=== DATA SECTION ===

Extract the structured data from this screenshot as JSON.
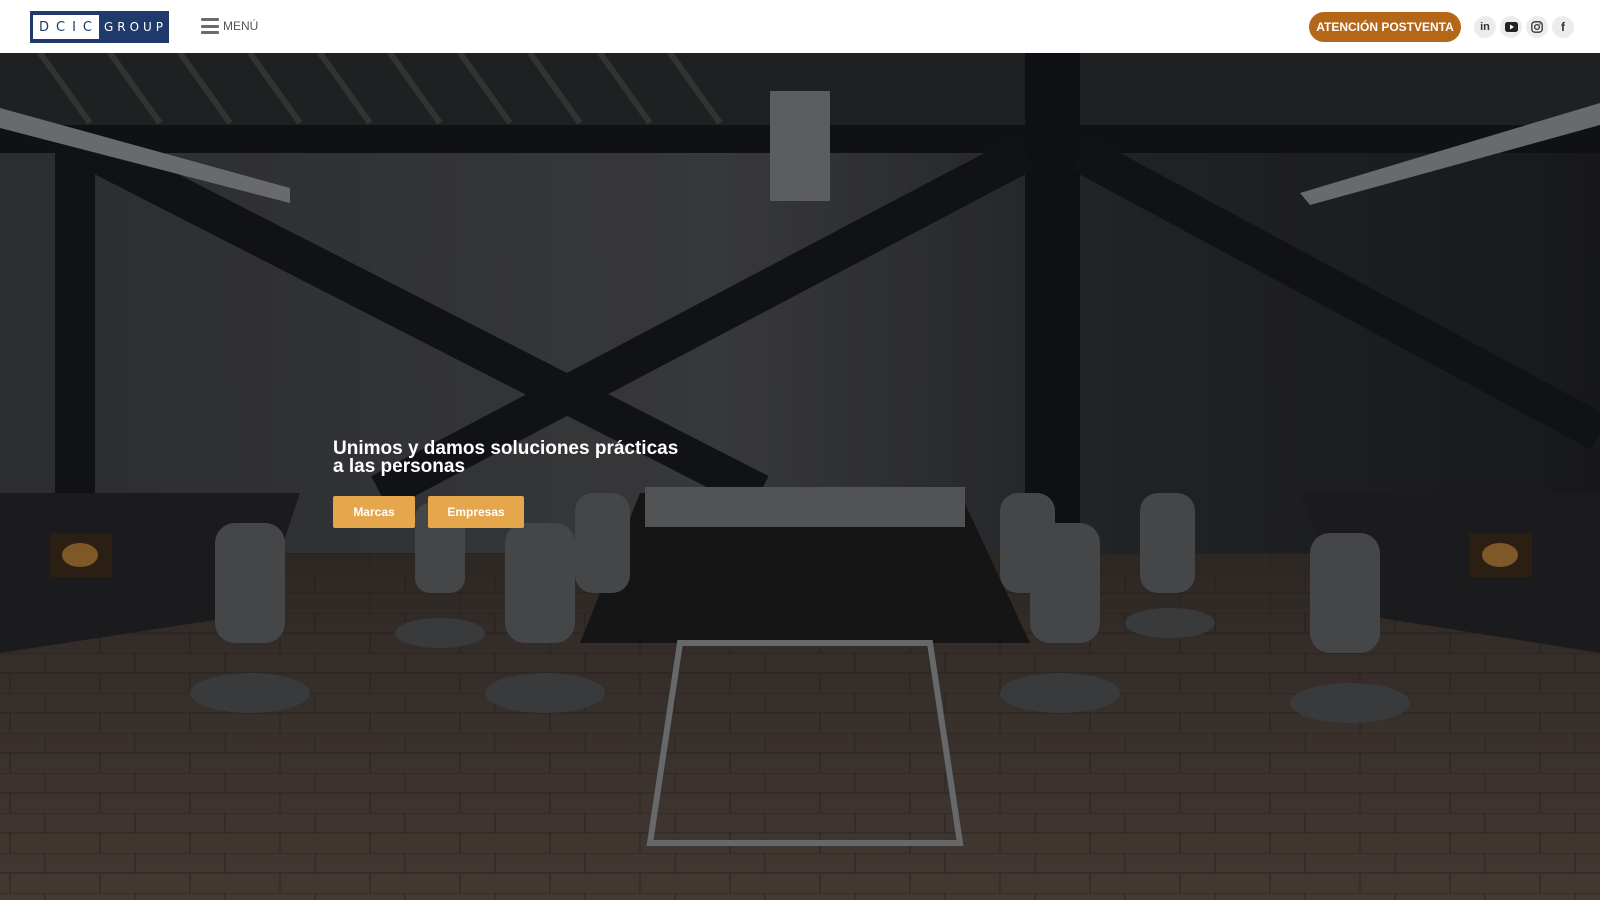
{
  "header": {
    "logo": {
      "left": "DCIC",
      "right": "GROUP"
    },
    "menu_label": "MENÚ",
    "cta_label": "ATENCIÓN POSTVENTA",
    "social": [
      {
        "name": "linkedin",
        "icon": "linkedin-icon",
        "glyph": "in"
      },
      {
        "name": "youtube",
        "icon": "youtube-icon"
      },
      {
        "name": "instagram",
        "icon": "instagram-icon"
      },
      {
        "name": "facebook",
        "icon": "facebook-icon",
        "glyph": "f"
      }
    ]
  },
  "hero": {
    "headline_line1": "Unimos y damos soluciones prácticas",
    "headline_line2": "a las personas",
    "buttons": {
      "marcas": "Marcas",
      "empresas": "Empresas"
    }
  },
  "colors": {
    "brand_navy": "#1f3a6b",
    "cta": "#b46718",
    "hero_button": "#e6a64b"
  }
}
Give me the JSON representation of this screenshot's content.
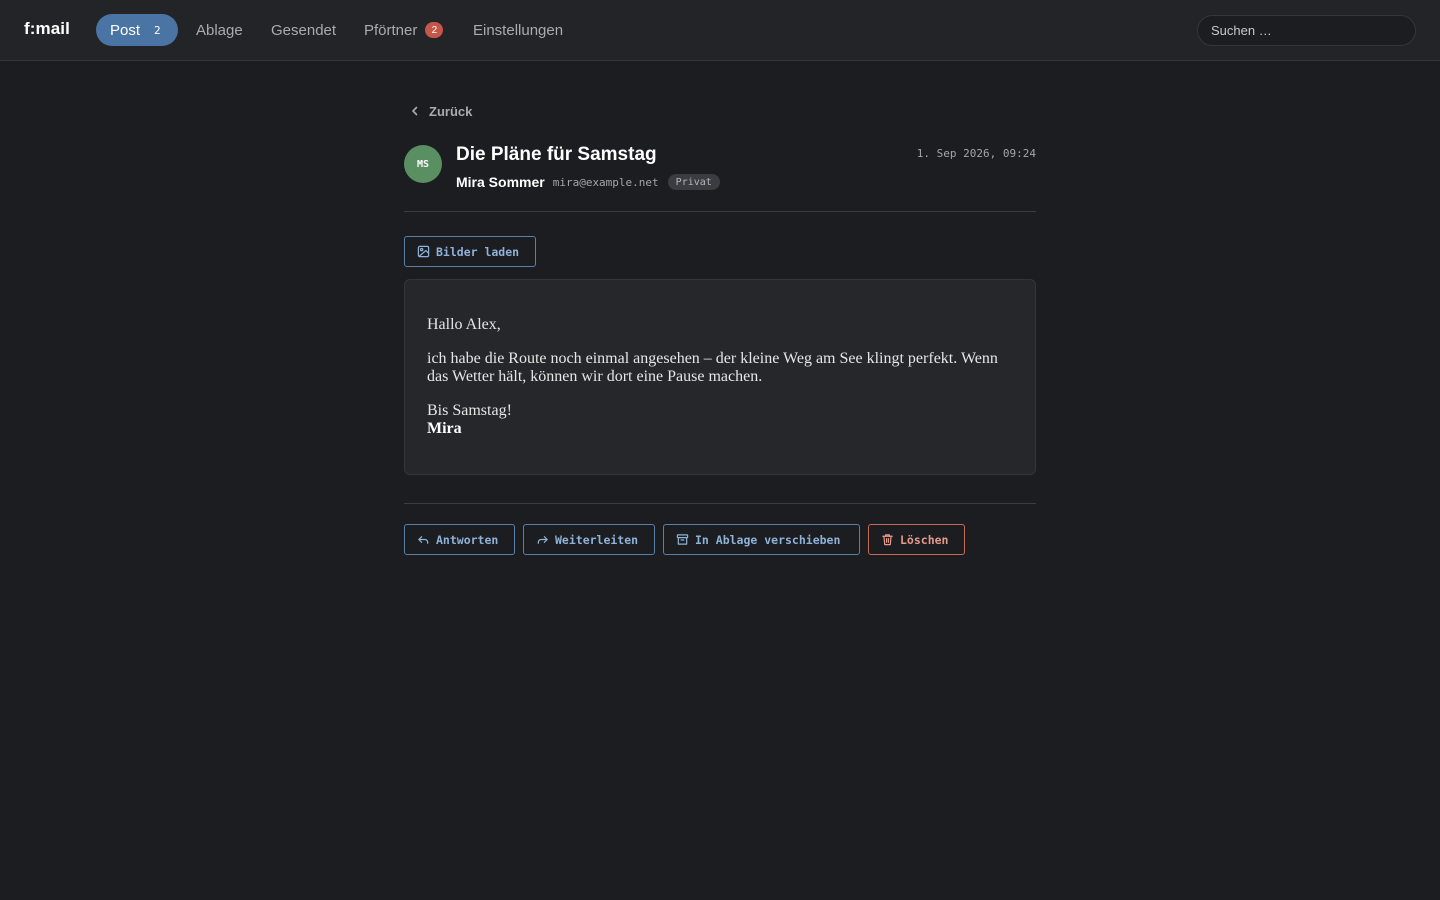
{
  "app": {
    "logo": "f:mail"
  },
  "nav": {
    "post": {
      "label": "Post",
      "count": "2"
    },
    "ablage": {
      "label": "Ablage"
    },
    "gesendet": {
      "label": "Gesendet"
    },
    "pfortner": {
      "label": "Pförtner",
      "badge": "2"
    },
    "einstellungen": {
      "label": "Einstellungen"
    }
  },
  "search": {
    "placeholder": "Suchen …"
  },
  "back": {
    "label": "Zurück"
  },
  "message": {
    "avatar_initials": "MS",
    "subject": "Die Pläne für Samstag",
    "date": "1. Sep 2026, 09:24",
    "sender_name": "Mira Sommer",
    "sender_email": "mira@example.net",
    "tag": "Privat",
    "body": {
      "greeting": "Hallo Alex,",
      "paragraph": "ich habe die Route noch einmal angesehen – der kleine Weg am See klingt perfekt. Wenn das Wetter hält, können wir dort eine Pause machen.",
      "closing": "Bis Samstag!",
      "signature": "Mira"
    }
  },
  "actions": {
    "load_images": "Bilder laden",
    "reply": "Antworten",
    "forward": "Weiterleiten",
    "archive": "In Ablage verschieben",
    "delete": "Löschen"
  },
  "colors": {
    "background": "#1c1d20",
    "topbar": "#232427",
    "accent": "#4a74a3",
    "badge": "#c4574a",
    "avatar": "#5a8f62",
    "danger": "#c76a5c"
  }
}
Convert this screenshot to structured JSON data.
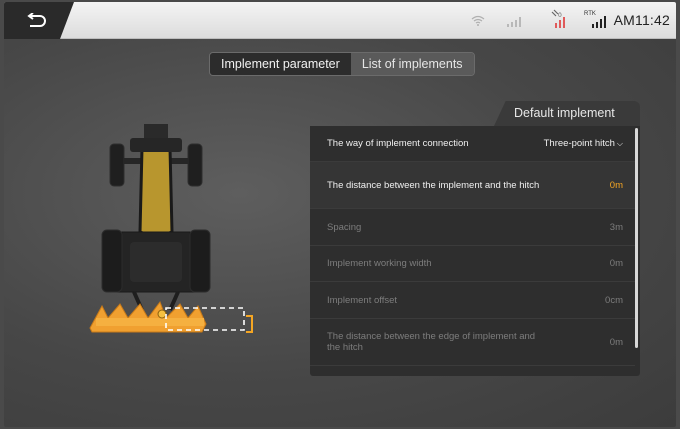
{
  "status_bar": {
    "time": "AM11:42",
    "rtk_label": "RTK",
    "icons": [
      "back-icon",
      "wifi-icon",
      "cellular-signal-icon",
      "satellite-signal-icon",
      "rtk-signal-icon"
    ]
  },
  "tabs": [
    {
      "label": "Implement parameter",
      "active": true
    },
    {
      "label": "List of implements",
      "active": false
    }
  ],
  "panel": {
    "title": "Default implement",
    "rows": [
      {
        "label": "The way of implement connection",
        "value": "Three-point hitch",
        "state": "normal"
      },
      {
        "label": "The distance between the implement and the hitch",
        "value": "0m",
        "state": "selected"
      },
      {
        "label": "Spacing",
        "value": "3m",
        "state": "dim"
      },
      {
        "label": "Implement working width",
        "value": "0m",
        "state": "dim"
      },
      {
        "label": "Implement offset",
        "value": "0cm",
        "state": "dim"
      },
      {
        "label": "The distance between the edge of implement and the hitch",
        "value": "0m",
        "state": "dim"
      }
    ]
  },
  "colors": {
    "accent": "#f5a623",
    "panel_bg": "#2e2e2e",
    "tab_active_bg": "#2c2c2c"
  }
}
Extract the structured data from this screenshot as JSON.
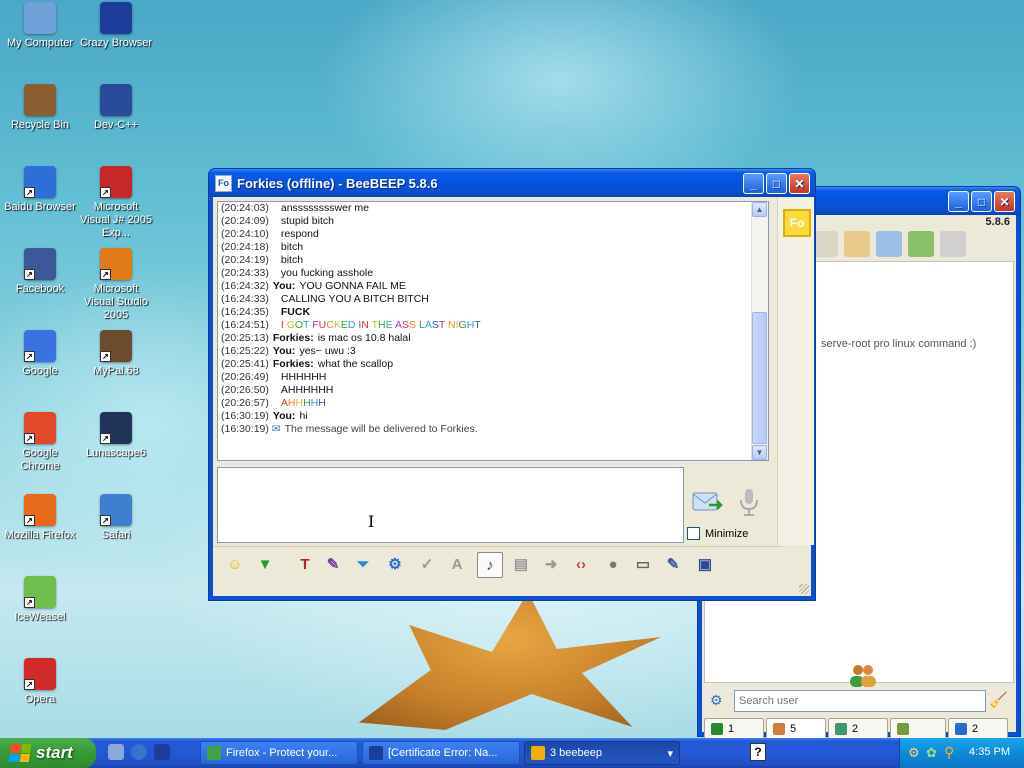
{
  "desktop_icons": [
    {
      "label": "My Computer",
      "icon": "computer-icon",
      "color": "#6fa0d8"
    },
    {
      "label": "Crazy Browser",
      "icon": "star-browser-icon",
      "color": "#1d3d9a"
    },
    {
      "label": "Recycle Bin",
      "icon": "recycle-bin-icon",
      "color": "#8a6032"
    },
    {
      "label": "Dev-C++",
      "icon": "devcpp-icon",
      "color": "#2a4a9a"
    },
    {
      "label": "Baidu Browser",
      "icon": "baidu-icon",
      "color": "#2d6fd6"
    },
    {
      "label": "Microsoft Visual J# 2005 Exp...",
      "icon": "vjsharp-icon",
      "color": "#c62828"
    },
    {
      "label": "Facebook",
      "icon": "facebook-icon",
      "color": "#3b5998"
    },
    {
      "label": "Microsoft Visual Studio 2005",
      "icon": "visual-studio-icon",
      "color": "#e07b1a"
    },
    {
      "label": "Google",
      "icon": "google-icon",
      "color": "#3a73e0"
    },
    {
      "label": "MyPal.68",
      "icon": "mypal-icon",
      "color": "#6d4c2e"
    },
    {
      "label": "Google Chrome",
      "icon": "chrome-icon",
      "color": "#e04a2a"
    },
    {
      "label": "Lunascape6",
      "icon": "lunascape-icon",
      "color": "#22335a"
    },
    {
      "label": "Mozilla Firefox",
      "icon": "firefox-icon",
      "color": "#e66a1a"
    },
    {
      "label": "Safari",
      "icon": "safari-icon",
      "color": "#3f7fcf"
    },
    {
      "label": "IceWeasel",
      "icon": "iceweasel-icon",
      "color": "#6fbf4f"
    },
    {
      "label": "Opera",
      "icon": "opera-icon",
      "color": "#d12a2a"
    }
  ],
  "chat_window": {
    "title": "Forkies (offline) - BeeBEEP 5.8.6",
    "title_icon": "Fo",
    "avatar": "Fo",
    "messages": [
      {
        "ts": "(20:24:03)",
        "who": "",
        "text": "ansssssssswer me",
        "color": "#111111"
      },
      {
        "ts": "(20:24:09)",
        "who": "",
        "text": "stupid bitch",
        "color": "#111111"
      },
      {
        "ts": "(20:24:10)",
        "who": "",
        "text": "respond",
        "color": "#111111"
      },
      {
        "ts": "(20:24:18)",
        "who": "",
        "text": "bitch",
        "color": "#111111"
      },
      {
        "ts": "(20:24:19)",
        "who": "",
        "text": "bitch",
        "color": "#111111"
      },
      {
        "ts": "(20:24:33)",
        "who": "",
        "text": "you fucking asshole",
        "color": "#111111"
      },
      {
        "ts": "(16:24:32)",
        "who": "You:",
        "text": "YOU GONNA FAIL ME",
        "color": "#111111"
      },
      {
        "ts": "(16:24:33)",
        "who": "",
        "text": "CALLING YOU A BITCH BITCH",
        "color": "#111111"
      },
      {
        "ts": "(16:24:35)",
        "who": "",
        "text": "FUCK",
        "color": "#111111",
        "bold": true
      },
      {
        "ts": "(16:24:51)",
        "who": "",
        "text": "I GOT FUCKED IN THE ASS LAST NIGHT",
        "color": "rainbow"
      },
      {
        "ts": "(20:25:13)",
        "who": "Forkies:",
        "text": "is mac os 10.8 halal",
        "color": "#111111"
      },
      {
        "ts": "(16:25:22)",
        "who": "You:",
        "text": "yes~ uwu :3",
        "color": "#111111"
      },
      {
        "ts": "(20:25:41)",
        "who": "Forkies:",
        "text": "what the scallop",
        "color": "#111111"
      },
      {
        "ts": "(20:26:49)",
        "who": "",
        "text": "HHHHHH",
        "color": "#111111"
      },
      {
        "ts": "(20:26:50)",
        "who": "",
        "text": "AHHHHHH",
        "color": "#111111"
      },
      {
        "ts": "(20:26:57)",
        "who": "",
        "text": "AHHHHH",
        "color": "rainbow"
      },
      {
        "ts": "(16:30:19)",
        "who": "You:",
        "text": "hi",
        "color": "#111111"
      },
      {
        "ts": "(16:30:19)",
        "who": "",
        "text": "The message will be delivered to Forkies.",
        "color": "#444444",
        "system": true
      }
    ],
    "minimize_label": "Minimize",
    "toolbar": [
      {
        "icon": "emoticon-icon",
        "glyph": "☺",
        "color": "#e6b800"
      },
      {
        "icon": "emoticon-menu-icon",
        "glyph": "▼",
        "color": "#2a9a2a"
      },
      {
        "icon": "font-icon",
        "glyph": "T",
        "color": "#b22222"
      },
      {
        "icon": "font-color-icon",
        "glyph": "✎",
        "color": "#7a3aa0"
      },
      {
        "icon": "filter-icon",
        "glyph": "⏷",
        "color": "#2a8ad8"
      },
      {
        "icon": "settings-gear-icon",
        "glyph": "⚙",
        "color": "#2a6ad8"
      },
      {
        "icon": "spellcheck-icon",
        "glyph": "✓",
        "color": "#999999"
      },
      {
        "icon": "dictionary-icon",
        "glyph": "A",
        "color": "#999999"
      },
      {
        "icon": "music-note-icon",
        "glyph": "♪",
        "color": "#444444"
      },
      {
        "icon": "document-icon",
        "glyph": "▤",
        "color": "#999999"
      },
      {
        "icon": "file-send-icon",
        "glyph": "➜",
        "color": "#999999"
      },
      {
        "icon": "html-icon",
        "glyph": "‹›",
        "color": "#c84040"
      },
      {
        "icon": "record-icon",
        "glyph": "●",
        "color": "#777777"
      },
      {
        "icon": "screenshot-icon",
        "glyph": "▭",
        "color": "#666666"
      },
      {
        "icon": "save-chat-icon",
        "glyph": "✎",
        "color": "#3a5a9a"
      },
      {
        "icon": "floppy-save-icon",
        "glyph": "▣",
        "color": "#2a4a9a"
      }
    ]
  },
  "main_window": {
    "version": "5.8.6",
    "status_text": "serve-root pro linux command :)",
    "search_placeholder": "Search user",
    "tabs": [
      {
        "icon": "chat-list-icon",
        "label": "1"
      },
      {
        "icon": "users-icon",
        "label": "5"
      },
      {
        "icon": "chat-bubbles-icon",
        "label": "2"
      },
      {
        "icon": "groups-icon",
        "label": ""
      },
      {
        "icon": "files-icon",
        "label": "2"
      }
    ]
  },
  "taskbar": {
    "start_label": "start",
    "tasks": [
      {
        "label": "Firefox - Protect your...",
        "icon": "firefox-task-icon",
        "color": "#3fa53f"
      },
      {
        "label": "[Certificate Error: Na...",
        "icon": "crazy-browser-task-icon",
        "color": "#1d3d9a"
      },
      {
        "label": "3 beebeep",
        "icon": "beebeep-task-icon",
        "color": "#f0b000",
        "active": true
      }
    ],
    "help": "?",
    "clock": "4:35 PM"
  },
  "colors": {
    "accent": "#0a4fd0",
    "desktop_water": "#60bdd3",
    "start_green": "#3a9d3a"
  }
}
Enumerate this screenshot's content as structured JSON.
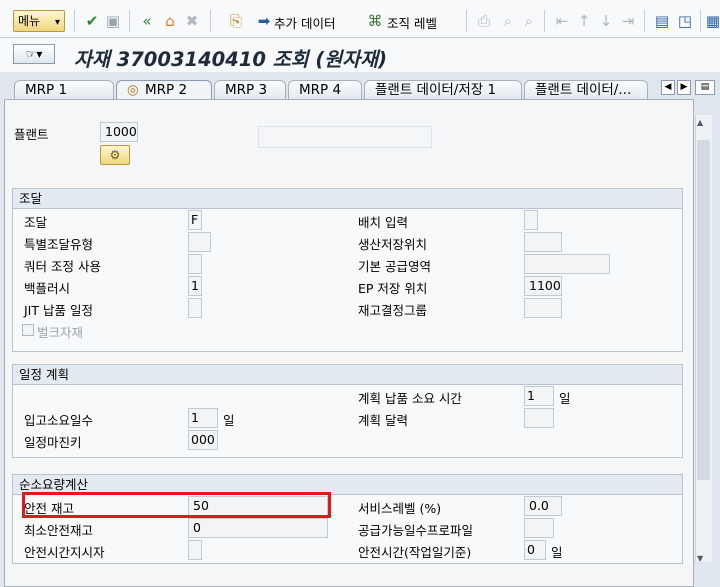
{
  "toolbar": {
    "menu_label": "메뉴",
    "additional_data_label": "추가 데이터",
    "org_levels_label": "조직 레벨"
  },
  "title": "자재 37003140410 조회 (원자재)",
  "tabs": [
    "MRP 1",
    "MRP 2",
    "MRP 3",
    "MRP 4",
    "플랜트 데이터/저장 1",
    "플랜트 데이터/..."
  ],
  "active_tab": "MRP 2",
  "plant": {
    "label": "플랜트",
    "value": "1000"
  },
  "procurement": {
    "header": "조달",
    "left": [
      {
        "label": "조달",
        "value": "F"
      },
      {
        "label": "특별조달유형",
        "value": ""
      },
      {
        "label": "쿼터 조정 사용",
        "value": ""
      },
      {
        "label": "백플러시",
        "value": "1"
      },
      {
        "label": "JIT 납품 일정",
        "value": ""
      }
    ],
    "right": [
      {
        "label": "배치 입력",
        "value": ""
      },
      {
        "label": "생산저장위치",
        "value": ""
      },
      {
        "label": "기본 공급영역",
        "value": ""
      },
      {
        "label": "EP 저장 위치",
        "value": "1100"
      },
      {
        "label": "재고결정그룹",
        "value": ""
      }
    ],
    "bulk_label": "벌크자재"
  },
  "scheduling": {
    "header": "일정 계획",
    "planned_delivery_label": "계획 납품 소요 시간",
    "planned_delivery_value": "1",
    "day_unit": "일",
    "gr_time_label": "입고소요일수",
    "gr_time_value": "1",
    "planning_calendar_label": "계획 달력",
    "planning_calendar_value": "",
    "margin_key_label": "일정마진키",
    "margin_key_value": "000"
  },
  "net_requirements": {
    "header": "순소요량계산",
    "safety_stock_label": "안전 재고",
    "safety_stock_value": "50",
    "min_safety_stock_label": "최소안전재고",
    "min_safety_stock_value": "0",
    "safety_time_ind_label": "안전시간지시자",
    "safety_time_ind_value": "",
    "service_level_label": "서비스레벨 (%)",
    "service_level_value": "0.0",
    "coverage_profile_label": "공급가능일수프로파일",
    "coverage_profile_value": "",
    "safety_time_label": "안전시간(작업일기준)",
    "safety_time_value": "0"
  },
  "colors": {
    "highlight": "#e01a1a",
    "title": "#1d2b3a"
  }
}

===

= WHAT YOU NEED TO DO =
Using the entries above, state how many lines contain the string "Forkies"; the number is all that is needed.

= THE COMPLETED TASK =
4